> **REQUIRED ACTION**:
Restate the full listing word for word and leave the pictures out.

━━━ SUPPLIED MATERIAL ━━━

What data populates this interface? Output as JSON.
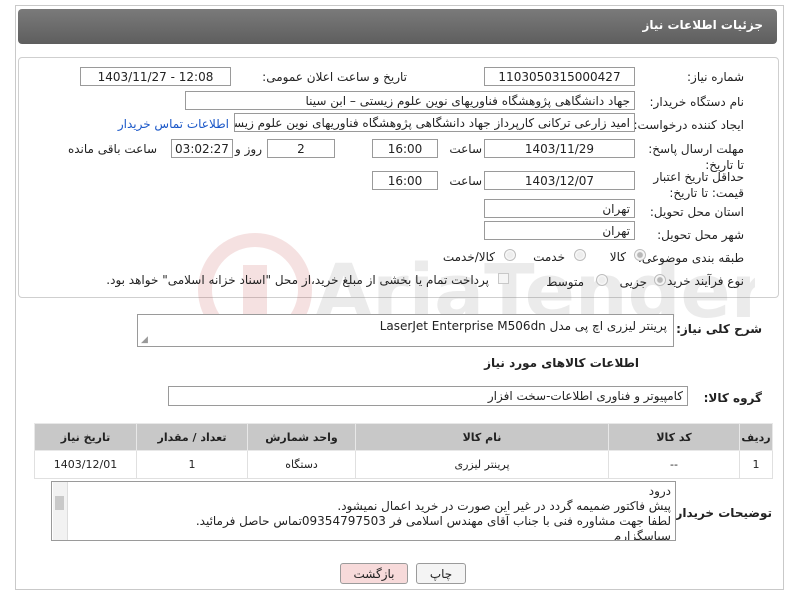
{
  "header": {
    "title": "جزئیات اطلاعات نیاز"
  },
  "form": {
    "need_number_label": "شماره نیاز:",
    "need_number": "1103050315000427",
    "announce_label": "تاریخ و ساعت اعلان عمومی:",
    "announce_value": "1403/11/27 - 12:08",
    "buyer_org_label": "نام دستگاه خریدار:",
    "buyer_org": "جهاد دانشگاهی پژوهشگاه فناوریهای نوین علوم زیستی – ابن سینا",
    "creator_label": "ایجاد کننده درخواست:",
    "creator": "امید  زارعی ترکانی  کارپرداز جهاد دانشگاهی پژوهشگاه فناوریهای نوین علوم زیستی",
    "buyer_contact_link": "اطلاعات تماس خریدار",
    "reply_deadline_label": "مهلت ارسال پاسخ: تا تاریخ:",
    "reply_date": "1403/11/29",
    "time_label": "ساعت",
    "reply_time": "16:00",
    "days_value": "2",
    "days_label": "روز و",
    "remaining_time": "03:02:27",
    "remaining_label": "ساعت باقی مانده",
    "validity_label": "حداقل تاریخ اعتبار قیمت: تا تاریخ:",
    "validity_date": "1403/12/07",
    "validity_time": "16:00",
    "province_label": "استان محل تحویل:",
    "province": "تهران",
    "city_label": "شهر محل تحویل:",
    "city": "تهران",
    "category_label": "طبقه بندی موضوعی:",
    "category_options": [
      "کالا",
      "خدمت",
      "کالا/خدمت"
    ],
    "process_label": "نوع فرآیند خرید :",
    "process_options": [
      "جزیی",
      "متوسط"
    ],
    "payment_note": "پرداخت تمام یا بخشی از مبلغ خرید،از محل \"اسناد خزانه اسلامی\" خواهد بود."
  },
  "description": {
    "label": "شرح کلی نیاز:",
    "value": "پرینتر لیزری اچ پی مدل LaserJet Enterprise M506dn"
  },
  "goods_info_title": "اطلاعات کالاهای مورد نیاز",
  "goods_group": {
    "label": "گروه کالا:",
    "value": "کامپیوتر و فناوری اطلاعات-سخت افزار"
  },
  "table": {
    "headers": [
      "ردیف",
      "کد کالا",
      "نام کالا",
      "واحد شمارش",
      "تعداد / مقدار",
      "تاریخ نیاز"
    ],
    "rows": [
      [
        "1",
        "--",
        "پرینتر لیزری",
        "دستگاه",
        "1",
        "1403/12/01"
      ]
    ]
  },
  "buyer_notes": {
    "label": "توضیحات خریدار:",
    "lines": [
      "درود",
      "پیش فاکتور ضمیمه گردد در غیر این صورت در خرید اعمال نمیشود.",
      "لطفا جهت مشاوره فنی با جناب آقای مهندس اسلامی فر 09354797503تماس حاصل فرمائید.",
      "سپاسگزارم"
    ]
  },
  "buttons": {
    "print": "چاپ",
    "back": "بازگشت"
  },
  "watermark_text": "AriaTender.net",
  "colors": {
    "header": "#6b6b6b",
    "link": "#1a57c8",
    "table_header": "#c8c8c8",
    "back_button": "#f7dada"
  }
}
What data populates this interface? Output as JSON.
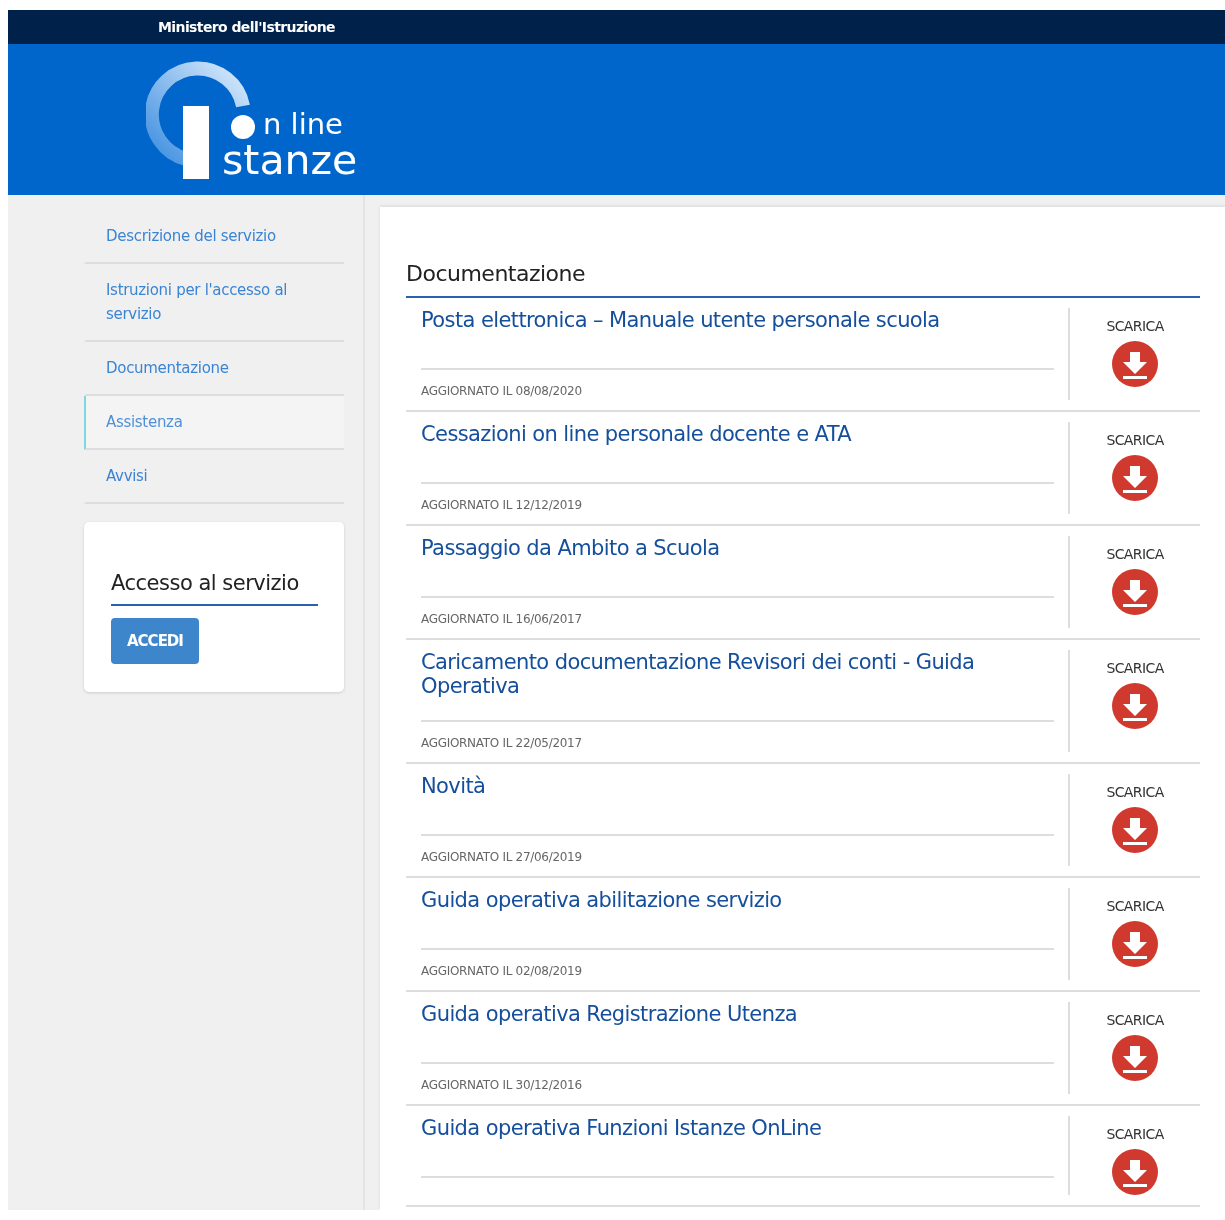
{
  "top_bar": {
    "title": "Ministero dell'Istruzione"
  },
  "logo": {
    "line1": "n line",
    "line2": "stanze"
  },
  "sidebar": {
    "items": [
      {
        "label": "Descrizione del servizio",
        "selected": false
      },
      {
        "label": "Istruzioni per l'accesso al servizio",
        "selected": false
      },
      {
        "label": "Documentazione",
        "selected": false
      },
      {
        "label": "Assistenza",
        "selected": true
      },
      {
        "label": "Avvisi",
        "selected": false
      }
    ],
    "access_card": {
      "title": "Accesso al servizio",
      "button": "ACCEDI"
    }
  },
  "main": {
    "heading": "Documentazione",
    "documents": [
      {
        "title": "Posta elettronica – Manuale utente personale scuola",
        "updated": "AGGIORNATO IL 08/08/2020",
        "action": "SCARICA"
      },
      {
        "title": "Cessazioni on line personale docente e ATA",
        "updated": "AGGIORNATO IL 12/12/2019",
        "action": "SCARICA"
      },
      {
        "title": "Passaggio da Ambito a Scuola",
        "updated": "AGGIORNATO IL 16/06/2017",
        "action": "SCARICA"
      },
      {
        "title": "Caricamento documentazione Revisori dei conti - Guida Operativa",
        "updated": "AGGIORNATO IL 22/05/2017",
        "action": "SCARICA"
      },
      {
        "title": "Novità",
        "updated": "AGGIORNATO IL 27/06/2019",
        "action": "SCARICA"
      },
      {
        "title": "Guida operativa abilitazione servizio",
        "updated": "AGGIORNATO IL 02/08/2019",
        "action": "SCARICA"
      },
      {
        "title": "Guida operativa Registrazione Utenza",
        "updated": "AGGIORNATO IL 30/12/2016",
        "action": "SCARICA"
      },
      {
        "title": "Guida operativa Funzioni Istanze OnLine",
        "action": "SCARICA"
      }
    ]
  }
}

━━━

> **SOLUTION TO THE EXERCISE**:
What data populates this interface? Output as JSON.
{
  "header": {
    "title": "جزئیات اطلاعات نیاز"
  },
  "form": {
    "need_number_label": "شماره نیاز:",
    "need_number": "1103050315000427",
    "announce_label": "تاریخ و ساعت اعلان عمومی:",
    "announce_value": "1403/11/27 - 12:08",
    "buyer_org_label": "نام دستگاه خریدار:",
    "buyer_org": "جهاد دانشگاهی پژوهشگاه فناوریهای نوین علوم زیستی – ابن سینا",
    "creator_label": "ایجاد کننده درخواست:",
    "creator": "امید  زارعی ترکانی  کارپرداز جهاد دانشگاهی پژوهشگاه فناوریهای نوین علوم زیستی",
    "buyer_contact_link": "اطلاعات تماس خریدار",
    "reply_deadline_label": "مهلت ارسال پاسخ: تا تاریخ:",
    "reply_date": "1403/11/29",
    "time_label": "ساعت",
    "reply_time": "16:00",
    "days_value": "2",
    "days_label": "روز و",
    "remaining_time": "03:02:27",
    "remaining_label": "ساعت باقی مانده",
    "validity_label": "حداقل تاریخ اعتبار قیمت: تا تاریخ:",
    "validity_date": "1403/12/07",
    "validity_time": "16:00",
    "province_label": "استان محل تحویل:",
    "province": "تهران",
    "city_label": "شهر محل تحویل:",
    "city": "تهران",
    "category_label": "طبقه بندی موضوعی:",
    "category_options": [
      "کالا",
      "خدمت",
      "کالا/خدمت"
    ],
    "process_label": "نوع فرآیند خرید :",
    "process_options": [
      "جزیی",
      "متوسط"
    ],
    "payment_note": "پرداخت تمام یا بخشی از مبلغ خرید،از محل \"اسناد خزانه اسلامی\" خواهد بود."
  },
  "description": {
    "label": "شرح کلی نیاز:",
    "value": "پرینتر لیزری اچ پی مدل LaserJet Enterprise M506dn"
  },
  "goods_info_title": "اطلاعات کالاهای مورد نیاز",
  "goods_group": {
    "label": "گروه کالا:",
    "value": "کامپیوتر و فناوری اطلاعات-سخت افزار"
  },
  "table": {
    "headers": [
      "ردیف",
      "کد کالا",
      "نام کالا",
      "واحد شمارش",
      "تعداد / مقدار",
      "تاریخ نیاز"
    ],
    "rows": [
      [
        "1",
        "--",
        "پرینتر لیزری",
        "دستگاه",
        "1",
        "1403/12/01"
      ]
    ]
  },
  "buyer_notes": {
    "label": "توضیحات خریدار:",
    "lines": [
      "درود",
      "پیش فاکتور ضمیمه گردد در غیر این صورت در خرید اعمال نمیشود.",
      "لطفا جهت مشاوره فنی با جناب آقای مهندس اسلامی فر 09354797503تماس حاصل فرمائید.",
      "سپاسگزارم"
    ]
  },
  "buttons": {
    "print": "چاپ",
    "back": "بازگشت"
  },
  "watermark_text": "AriaTender.net",
  "colors": {
    "header": "#6b6b6b",
    "link": "#1a57c8",
    "table_header": "#c8c8c8",
    "back_button": "#f7dada"
  }
}
What data populates this interface? Output as JSON.
{
  "top_bar": {
    "title": "Ministero dell'Istruzione"
  },
  "logo": {
    "line1": "n line",
    "line2": "stanze"
  },
  "sidebar": {
    "items": [
      {
        "label": "Descrizione del servizio",
        "selected": false
      },
      {
        "label": "Istruzioni per l'accesso al servizio",
        "selected": false
      },
      {
        "label": "Documentazione",
        "selected": false
      },
      {
        "label": "Assistenza",
        "selected": true
      },
      {
        "label": "Avvisi",
        "selected": false
      }
    ],
    "access_card": {
      "title": "Accesso al servizio",
      "button": "ACCEDI"
    }
  },
  "main": {
    "heading": "Documentazione",
    "documents": [
      {
        "title": "Posta elettronica – Manuale utente personale scuola",
        "updated": "AGGIORNATO IL 08/08/2020",
        "action": "SCARICA"
      },
      {
        "title": "Cessazioni on line personale docente e ATA",
        "updated": "AGGIORNATO IL 12/12/2019",
        "action": "SCARICA"
      },
      {
        "title": "Passaggio da Ambito a Scuola",
        "updated": "AGGIORNATO IL 16/06/2017",
        "action": "SCARICA"
      },
      {
        "title": "Caricamento documentazione Revisori dei conti - Guida Operativa",
        "updated": "AGGIORNATO IL 22/05/2017",
        "action": "SCARICA"
      },
      {
        "title": "Novità",
        "updated": "AGGIORNATO IL 27/06/2019",
        "action": "SCARICA"
      },
      {
        "title": "Guida operativa abilitazione servizio",
        "updated": "AGGIORNATO IL 02/08/2019",
        "action": "SCARICA"
      },
      {
        "title": "Guida operativa Registrazione Utenza",
        "updated": "AGGIORNATO IL 30/12/2016",
        "action": "SCARICA"
      },
      {
        "title": "Guida operativa Funzioni Istanze OnLine",
        "action": "SCARICA"
      }
    ]
  }
}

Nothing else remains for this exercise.